• _INSTRUCTIONS TO FOLLOW_
Count the lines in the records below that contain the word "julio", and give that figure alone.

• _TASK INPUT_

######

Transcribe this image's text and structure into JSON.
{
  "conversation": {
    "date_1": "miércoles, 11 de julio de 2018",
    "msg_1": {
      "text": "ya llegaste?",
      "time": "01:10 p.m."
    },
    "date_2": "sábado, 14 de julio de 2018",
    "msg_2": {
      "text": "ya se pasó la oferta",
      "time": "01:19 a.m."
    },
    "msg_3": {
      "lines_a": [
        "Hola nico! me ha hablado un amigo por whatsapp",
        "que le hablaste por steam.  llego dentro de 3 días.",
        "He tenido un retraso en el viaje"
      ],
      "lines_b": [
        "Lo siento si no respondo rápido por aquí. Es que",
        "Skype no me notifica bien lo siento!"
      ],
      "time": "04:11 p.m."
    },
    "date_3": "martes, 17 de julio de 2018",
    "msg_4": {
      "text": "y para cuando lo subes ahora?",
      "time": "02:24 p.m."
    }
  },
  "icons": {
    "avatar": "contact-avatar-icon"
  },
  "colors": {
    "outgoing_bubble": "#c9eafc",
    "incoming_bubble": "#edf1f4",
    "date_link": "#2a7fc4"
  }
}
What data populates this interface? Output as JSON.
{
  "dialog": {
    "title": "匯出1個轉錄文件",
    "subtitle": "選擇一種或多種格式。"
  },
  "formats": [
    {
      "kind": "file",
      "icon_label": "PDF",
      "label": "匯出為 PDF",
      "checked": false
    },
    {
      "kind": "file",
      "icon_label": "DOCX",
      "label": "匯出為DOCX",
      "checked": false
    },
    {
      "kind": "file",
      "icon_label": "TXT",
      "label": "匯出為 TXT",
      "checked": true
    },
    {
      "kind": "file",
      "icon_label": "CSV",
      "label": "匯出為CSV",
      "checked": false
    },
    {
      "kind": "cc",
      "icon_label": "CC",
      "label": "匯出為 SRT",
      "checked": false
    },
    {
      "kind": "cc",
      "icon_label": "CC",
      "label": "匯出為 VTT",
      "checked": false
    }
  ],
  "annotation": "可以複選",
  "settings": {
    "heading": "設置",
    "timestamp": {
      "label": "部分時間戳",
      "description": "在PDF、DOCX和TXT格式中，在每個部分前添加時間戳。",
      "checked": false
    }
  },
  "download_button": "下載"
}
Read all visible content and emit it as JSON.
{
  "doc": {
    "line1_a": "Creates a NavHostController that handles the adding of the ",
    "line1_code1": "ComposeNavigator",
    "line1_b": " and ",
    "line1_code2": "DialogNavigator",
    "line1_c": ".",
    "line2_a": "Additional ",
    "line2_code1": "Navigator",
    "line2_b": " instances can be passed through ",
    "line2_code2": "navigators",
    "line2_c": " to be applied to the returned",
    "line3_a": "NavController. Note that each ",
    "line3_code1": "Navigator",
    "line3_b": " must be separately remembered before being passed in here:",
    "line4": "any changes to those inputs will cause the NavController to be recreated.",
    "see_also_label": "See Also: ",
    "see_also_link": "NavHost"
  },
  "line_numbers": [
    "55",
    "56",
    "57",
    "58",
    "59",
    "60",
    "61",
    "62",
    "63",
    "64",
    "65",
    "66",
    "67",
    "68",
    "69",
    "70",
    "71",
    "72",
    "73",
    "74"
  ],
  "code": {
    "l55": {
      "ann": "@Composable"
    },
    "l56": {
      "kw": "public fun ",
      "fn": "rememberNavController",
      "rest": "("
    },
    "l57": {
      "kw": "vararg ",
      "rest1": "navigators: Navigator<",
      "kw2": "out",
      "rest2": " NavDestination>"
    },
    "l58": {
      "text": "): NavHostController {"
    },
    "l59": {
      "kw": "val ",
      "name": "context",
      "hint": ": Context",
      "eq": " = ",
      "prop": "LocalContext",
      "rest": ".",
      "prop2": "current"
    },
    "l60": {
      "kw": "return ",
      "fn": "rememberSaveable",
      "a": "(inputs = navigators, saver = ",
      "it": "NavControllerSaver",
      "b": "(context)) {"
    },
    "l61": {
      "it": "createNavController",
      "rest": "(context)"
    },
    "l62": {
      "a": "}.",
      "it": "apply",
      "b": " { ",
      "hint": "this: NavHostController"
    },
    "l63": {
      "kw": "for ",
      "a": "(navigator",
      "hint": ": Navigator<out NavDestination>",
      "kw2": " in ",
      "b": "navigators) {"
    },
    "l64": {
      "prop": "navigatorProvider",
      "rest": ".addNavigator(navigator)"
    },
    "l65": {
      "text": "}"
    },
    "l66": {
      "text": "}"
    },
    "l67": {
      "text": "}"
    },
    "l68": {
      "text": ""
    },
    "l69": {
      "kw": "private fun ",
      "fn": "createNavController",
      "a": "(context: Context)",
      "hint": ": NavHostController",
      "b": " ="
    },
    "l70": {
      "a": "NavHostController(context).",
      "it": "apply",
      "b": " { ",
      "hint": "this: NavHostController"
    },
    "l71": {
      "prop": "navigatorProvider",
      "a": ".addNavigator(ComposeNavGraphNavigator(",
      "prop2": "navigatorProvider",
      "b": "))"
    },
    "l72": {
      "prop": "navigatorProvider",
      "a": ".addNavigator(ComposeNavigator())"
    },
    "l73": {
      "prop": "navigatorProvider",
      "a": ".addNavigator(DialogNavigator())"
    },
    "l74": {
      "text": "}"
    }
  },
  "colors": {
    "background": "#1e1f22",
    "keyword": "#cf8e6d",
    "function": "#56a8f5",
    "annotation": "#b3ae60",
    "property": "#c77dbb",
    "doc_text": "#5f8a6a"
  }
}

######

• _TASK RESPONSE_
3